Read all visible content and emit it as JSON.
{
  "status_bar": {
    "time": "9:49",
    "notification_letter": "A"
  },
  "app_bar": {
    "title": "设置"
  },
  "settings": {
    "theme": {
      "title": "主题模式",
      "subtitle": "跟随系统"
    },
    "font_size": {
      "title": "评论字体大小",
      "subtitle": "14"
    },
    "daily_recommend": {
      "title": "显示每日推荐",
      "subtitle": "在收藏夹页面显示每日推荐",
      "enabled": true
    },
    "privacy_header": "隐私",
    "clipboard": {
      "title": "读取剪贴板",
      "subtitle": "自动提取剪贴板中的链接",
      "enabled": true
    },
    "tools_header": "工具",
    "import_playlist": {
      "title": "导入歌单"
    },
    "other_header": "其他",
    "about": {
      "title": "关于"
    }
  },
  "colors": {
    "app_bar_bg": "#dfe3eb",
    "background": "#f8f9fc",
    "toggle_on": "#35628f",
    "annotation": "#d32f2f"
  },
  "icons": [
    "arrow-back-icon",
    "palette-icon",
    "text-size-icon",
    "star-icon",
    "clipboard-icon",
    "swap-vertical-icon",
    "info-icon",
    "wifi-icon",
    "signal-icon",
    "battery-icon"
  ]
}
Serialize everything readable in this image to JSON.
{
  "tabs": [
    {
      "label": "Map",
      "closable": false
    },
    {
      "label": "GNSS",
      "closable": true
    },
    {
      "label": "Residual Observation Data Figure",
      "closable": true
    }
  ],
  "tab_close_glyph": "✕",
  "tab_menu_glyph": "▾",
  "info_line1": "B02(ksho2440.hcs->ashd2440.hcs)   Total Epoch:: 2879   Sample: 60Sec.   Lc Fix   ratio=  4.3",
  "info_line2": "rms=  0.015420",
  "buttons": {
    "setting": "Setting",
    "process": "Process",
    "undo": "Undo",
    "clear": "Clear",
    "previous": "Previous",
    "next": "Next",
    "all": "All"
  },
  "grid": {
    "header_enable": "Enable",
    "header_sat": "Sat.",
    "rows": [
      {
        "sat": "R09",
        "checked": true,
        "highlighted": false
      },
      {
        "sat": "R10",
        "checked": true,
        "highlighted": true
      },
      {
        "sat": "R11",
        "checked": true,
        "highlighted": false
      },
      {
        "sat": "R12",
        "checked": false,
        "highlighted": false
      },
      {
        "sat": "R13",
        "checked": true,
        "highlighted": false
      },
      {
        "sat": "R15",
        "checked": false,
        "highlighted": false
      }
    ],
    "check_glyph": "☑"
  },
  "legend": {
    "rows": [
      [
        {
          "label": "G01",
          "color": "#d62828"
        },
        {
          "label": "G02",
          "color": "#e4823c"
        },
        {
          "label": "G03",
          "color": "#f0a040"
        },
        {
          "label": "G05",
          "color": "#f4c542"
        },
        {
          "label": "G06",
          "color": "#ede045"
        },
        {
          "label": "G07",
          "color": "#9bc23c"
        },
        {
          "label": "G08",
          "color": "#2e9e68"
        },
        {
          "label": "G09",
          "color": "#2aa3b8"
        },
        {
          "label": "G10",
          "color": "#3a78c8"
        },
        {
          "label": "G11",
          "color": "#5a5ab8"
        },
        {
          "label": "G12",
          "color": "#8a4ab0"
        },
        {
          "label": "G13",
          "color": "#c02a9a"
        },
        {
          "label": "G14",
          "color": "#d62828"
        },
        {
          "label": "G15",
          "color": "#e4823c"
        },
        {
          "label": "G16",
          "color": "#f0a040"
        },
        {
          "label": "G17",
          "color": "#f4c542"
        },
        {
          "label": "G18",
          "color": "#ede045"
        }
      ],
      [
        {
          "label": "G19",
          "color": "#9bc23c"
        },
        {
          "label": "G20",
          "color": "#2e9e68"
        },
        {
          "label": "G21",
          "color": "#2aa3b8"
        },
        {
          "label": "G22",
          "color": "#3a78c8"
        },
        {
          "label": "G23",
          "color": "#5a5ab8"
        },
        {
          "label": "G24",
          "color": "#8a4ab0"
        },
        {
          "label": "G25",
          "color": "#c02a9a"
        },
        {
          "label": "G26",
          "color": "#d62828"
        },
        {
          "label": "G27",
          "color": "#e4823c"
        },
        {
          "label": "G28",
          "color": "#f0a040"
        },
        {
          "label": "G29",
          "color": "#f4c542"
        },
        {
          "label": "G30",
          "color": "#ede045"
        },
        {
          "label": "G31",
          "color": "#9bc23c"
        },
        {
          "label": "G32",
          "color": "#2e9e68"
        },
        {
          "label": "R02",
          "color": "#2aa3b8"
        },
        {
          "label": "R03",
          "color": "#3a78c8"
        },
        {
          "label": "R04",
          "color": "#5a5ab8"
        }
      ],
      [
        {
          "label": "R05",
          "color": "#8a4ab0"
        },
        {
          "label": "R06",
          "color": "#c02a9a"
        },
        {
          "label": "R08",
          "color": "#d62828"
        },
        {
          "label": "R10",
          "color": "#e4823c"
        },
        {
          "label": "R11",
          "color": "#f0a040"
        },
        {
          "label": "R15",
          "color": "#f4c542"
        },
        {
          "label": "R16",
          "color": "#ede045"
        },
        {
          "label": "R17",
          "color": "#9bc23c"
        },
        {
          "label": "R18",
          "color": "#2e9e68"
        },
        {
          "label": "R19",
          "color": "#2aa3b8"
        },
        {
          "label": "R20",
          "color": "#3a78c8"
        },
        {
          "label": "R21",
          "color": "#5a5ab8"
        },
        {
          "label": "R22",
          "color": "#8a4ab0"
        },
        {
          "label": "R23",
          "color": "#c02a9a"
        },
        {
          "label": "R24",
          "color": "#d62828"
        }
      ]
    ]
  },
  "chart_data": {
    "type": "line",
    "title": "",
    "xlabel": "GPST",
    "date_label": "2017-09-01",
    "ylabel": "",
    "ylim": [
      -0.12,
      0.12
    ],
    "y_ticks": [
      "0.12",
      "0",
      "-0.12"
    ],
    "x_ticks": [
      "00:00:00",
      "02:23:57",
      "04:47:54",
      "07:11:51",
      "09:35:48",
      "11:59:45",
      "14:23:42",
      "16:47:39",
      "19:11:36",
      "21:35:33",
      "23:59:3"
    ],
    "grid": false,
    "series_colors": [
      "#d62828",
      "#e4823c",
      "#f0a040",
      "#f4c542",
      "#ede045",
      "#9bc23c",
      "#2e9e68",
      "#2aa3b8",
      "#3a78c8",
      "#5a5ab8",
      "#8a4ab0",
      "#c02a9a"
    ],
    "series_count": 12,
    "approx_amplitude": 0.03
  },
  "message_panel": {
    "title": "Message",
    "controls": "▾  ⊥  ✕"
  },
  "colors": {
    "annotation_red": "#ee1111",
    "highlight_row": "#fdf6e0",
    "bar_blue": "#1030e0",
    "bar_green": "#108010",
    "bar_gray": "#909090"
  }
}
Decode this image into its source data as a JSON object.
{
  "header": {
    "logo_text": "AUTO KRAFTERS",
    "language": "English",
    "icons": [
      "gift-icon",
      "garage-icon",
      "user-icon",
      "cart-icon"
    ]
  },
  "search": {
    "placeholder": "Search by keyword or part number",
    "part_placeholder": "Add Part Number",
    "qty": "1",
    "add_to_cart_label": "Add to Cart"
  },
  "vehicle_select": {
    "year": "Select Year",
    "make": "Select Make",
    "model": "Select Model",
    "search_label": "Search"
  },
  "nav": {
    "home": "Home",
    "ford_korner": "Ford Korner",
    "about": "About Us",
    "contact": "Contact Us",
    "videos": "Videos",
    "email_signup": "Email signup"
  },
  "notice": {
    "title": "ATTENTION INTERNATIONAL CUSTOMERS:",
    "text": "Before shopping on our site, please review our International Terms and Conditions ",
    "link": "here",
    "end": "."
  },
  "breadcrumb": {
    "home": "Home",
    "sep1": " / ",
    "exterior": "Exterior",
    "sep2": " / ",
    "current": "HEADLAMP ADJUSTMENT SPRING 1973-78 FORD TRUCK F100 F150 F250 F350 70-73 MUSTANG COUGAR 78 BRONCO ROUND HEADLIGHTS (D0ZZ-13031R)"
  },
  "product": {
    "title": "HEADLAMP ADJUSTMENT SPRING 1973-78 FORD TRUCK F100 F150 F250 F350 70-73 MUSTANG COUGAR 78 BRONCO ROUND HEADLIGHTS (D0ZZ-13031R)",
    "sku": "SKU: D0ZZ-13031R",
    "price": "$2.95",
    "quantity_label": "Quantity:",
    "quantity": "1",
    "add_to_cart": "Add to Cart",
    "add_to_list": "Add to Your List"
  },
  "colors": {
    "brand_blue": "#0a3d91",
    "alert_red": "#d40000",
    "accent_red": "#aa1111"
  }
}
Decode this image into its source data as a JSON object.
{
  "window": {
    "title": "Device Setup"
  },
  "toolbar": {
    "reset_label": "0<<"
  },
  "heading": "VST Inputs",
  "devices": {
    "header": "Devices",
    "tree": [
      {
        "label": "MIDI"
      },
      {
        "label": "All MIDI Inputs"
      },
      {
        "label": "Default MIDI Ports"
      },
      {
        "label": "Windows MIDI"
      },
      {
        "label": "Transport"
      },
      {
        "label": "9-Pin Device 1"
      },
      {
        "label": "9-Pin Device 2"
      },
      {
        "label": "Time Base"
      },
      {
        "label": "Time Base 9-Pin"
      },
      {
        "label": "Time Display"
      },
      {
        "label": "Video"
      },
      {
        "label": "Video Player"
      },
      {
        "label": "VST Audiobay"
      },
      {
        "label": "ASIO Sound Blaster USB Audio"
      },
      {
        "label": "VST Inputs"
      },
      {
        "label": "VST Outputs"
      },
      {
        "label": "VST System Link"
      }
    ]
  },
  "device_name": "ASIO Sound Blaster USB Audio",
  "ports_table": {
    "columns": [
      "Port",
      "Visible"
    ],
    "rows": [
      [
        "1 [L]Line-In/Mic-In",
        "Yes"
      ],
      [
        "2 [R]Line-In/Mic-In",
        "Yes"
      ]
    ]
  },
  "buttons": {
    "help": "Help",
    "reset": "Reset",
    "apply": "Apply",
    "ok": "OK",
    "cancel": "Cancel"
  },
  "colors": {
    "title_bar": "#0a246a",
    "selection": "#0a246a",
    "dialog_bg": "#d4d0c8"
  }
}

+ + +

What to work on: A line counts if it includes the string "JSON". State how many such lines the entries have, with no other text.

Solution for this problem: 4